[DATASET CONTENT — start]

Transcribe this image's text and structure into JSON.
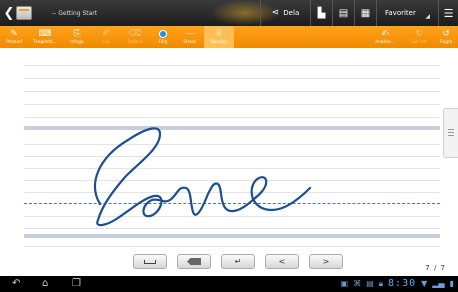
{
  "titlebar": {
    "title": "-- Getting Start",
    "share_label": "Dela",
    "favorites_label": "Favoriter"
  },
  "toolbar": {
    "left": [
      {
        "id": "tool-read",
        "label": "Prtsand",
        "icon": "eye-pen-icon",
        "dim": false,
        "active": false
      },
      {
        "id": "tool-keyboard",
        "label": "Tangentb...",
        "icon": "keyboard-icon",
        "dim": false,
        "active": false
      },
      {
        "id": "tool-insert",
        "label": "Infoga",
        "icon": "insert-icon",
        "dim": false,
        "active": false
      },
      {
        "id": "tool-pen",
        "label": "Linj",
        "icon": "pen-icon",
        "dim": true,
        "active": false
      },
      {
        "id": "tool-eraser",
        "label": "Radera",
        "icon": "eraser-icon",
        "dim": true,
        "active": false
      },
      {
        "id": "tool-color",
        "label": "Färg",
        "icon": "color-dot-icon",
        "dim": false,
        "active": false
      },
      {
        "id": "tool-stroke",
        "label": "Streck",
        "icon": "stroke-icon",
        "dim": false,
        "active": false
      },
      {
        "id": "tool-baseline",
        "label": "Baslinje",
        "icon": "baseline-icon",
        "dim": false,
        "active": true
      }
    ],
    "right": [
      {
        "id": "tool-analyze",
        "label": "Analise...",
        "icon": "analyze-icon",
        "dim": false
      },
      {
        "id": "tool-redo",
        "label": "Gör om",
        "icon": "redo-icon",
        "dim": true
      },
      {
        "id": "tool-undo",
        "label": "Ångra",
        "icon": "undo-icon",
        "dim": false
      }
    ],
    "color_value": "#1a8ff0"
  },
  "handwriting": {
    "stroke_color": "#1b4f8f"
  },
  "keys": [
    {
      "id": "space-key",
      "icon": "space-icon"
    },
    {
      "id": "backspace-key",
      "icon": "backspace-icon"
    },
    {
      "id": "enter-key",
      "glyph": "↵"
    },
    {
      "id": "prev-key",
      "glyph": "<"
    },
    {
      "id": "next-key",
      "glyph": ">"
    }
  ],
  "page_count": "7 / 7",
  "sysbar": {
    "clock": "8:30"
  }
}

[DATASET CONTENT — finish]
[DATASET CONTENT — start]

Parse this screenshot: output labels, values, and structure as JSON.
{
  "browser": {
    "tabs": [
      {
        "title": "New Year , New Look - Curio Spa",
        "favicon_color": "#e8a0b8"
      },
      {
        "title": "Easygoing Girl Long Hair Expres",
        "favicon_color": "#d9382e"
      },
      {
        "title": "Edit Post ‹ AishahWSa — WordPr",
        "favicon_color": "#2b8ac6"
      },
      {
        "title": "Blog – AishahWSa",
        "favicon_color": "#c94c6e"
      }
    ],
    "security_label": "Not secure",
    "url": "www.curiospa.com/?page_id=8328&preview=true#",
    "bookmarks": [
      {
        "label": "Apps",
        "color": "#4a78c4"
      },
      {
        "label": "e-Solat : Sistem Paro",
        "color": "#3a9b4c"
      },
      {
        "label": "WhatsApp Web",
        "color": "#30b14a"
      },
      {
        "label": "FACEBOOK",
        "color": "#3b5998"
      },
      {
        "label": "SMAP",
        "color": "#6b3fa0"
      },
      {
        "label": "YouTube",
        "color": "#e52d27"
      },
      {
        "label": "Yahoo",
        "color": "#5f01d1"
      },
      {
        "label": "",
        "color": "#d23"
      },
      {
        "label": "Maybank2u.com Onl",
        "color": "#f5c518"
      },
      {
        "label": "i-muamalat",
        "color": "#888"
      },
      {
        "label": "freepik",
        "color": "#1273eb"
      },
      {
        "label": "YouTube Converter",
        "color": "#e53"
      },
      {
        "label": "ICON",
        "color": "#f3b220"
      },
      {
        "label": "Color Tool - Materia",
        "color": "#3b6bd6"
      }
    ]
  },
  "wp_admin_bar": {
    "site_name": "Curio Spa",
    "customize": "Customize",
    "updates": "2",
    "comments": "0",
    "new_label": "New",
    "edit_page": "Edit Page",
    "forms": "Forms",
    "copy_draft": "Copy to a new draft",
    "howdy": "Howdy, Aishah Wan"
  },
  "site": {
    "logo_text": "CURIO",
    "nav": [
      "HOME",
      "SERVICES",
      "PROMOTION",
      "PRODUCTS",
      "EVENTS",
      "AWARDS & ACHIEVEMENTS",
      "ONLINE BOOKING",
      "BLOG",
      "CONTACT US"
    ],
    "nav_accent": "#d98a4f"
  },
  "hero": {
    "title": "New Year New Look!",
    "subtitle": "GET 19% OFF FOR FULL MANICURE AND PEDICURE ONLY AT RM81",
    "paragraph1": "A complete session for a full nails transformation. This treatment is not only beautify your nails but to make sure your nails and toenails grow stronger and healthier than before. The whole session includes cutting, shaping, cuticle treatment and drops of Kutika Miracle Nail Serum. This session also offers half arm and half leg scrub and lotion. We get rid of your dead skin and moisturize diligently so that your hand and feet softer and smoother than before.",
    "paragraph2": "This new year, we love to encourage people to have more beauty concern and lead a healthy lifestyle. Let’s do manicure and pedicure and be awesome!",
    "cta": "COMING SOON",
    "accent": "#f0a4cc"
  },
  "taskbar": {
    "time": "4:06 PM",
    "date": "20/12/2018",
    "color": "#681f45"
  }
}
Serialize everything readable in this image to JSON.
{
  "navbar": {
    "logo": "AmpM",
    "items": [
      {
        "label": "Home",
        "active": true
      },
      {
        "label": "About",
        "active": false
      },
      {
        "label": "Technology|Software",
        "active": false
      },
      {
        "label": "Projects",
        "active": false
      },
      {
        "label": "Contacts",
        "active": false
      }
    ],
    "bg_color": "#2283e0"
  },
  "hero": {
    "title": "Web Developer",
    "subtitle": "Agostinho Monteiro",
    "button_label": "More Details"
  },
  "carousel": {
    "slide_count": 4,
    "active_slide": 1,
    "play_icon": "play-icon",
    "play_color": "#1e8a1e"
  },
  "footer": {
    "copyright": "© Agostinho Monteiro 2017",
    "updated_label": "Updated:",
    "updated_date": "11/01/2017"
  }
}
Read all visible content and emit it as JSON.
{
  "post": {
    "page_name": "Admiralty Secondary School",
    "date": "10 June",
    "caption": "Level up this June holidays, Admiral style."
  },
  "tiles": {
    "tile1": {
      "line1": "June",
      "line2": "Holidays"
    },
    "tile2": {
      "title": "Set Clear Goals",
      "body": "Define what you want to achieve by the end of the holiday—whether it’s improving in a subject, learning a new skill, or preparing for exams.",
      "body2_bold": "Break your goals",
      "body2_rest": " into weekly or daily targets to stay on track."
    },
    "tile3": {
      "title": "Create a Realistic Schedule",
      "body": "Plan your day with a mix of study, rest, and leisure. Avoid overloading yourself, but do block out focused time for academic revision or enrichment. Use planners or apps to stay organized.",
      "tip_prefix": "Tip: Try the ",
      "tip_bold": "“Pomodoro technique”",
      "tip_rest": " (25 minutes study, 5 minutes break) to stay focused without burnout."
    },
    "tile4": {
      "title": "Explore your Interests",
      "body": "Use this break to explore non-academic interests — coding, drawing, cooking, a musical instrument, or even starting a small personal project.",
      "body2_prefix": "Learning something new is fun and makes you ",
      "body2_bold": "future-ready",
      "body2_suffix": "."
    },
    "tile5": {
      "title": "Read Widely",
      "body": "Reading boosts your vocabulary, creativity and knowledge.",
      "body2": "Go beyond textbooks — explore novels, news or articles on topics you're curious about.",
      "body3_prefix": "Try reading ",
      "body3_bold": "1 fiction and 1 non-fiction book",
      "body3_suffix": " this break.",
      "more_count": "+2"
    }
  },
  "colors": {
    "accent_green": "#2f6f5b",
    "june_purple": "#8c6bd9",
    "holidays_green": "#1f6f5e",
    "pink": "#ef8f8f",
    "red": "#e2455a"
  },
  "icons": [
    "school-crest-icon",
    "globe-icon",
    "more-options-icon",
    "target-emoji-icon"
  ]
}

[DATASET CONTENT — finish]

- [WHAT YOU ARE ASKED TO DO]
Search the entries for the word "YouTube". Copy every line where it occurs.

- [THE ANSWER]
        "label": "YouTube",
        "label": "YouTube Converter",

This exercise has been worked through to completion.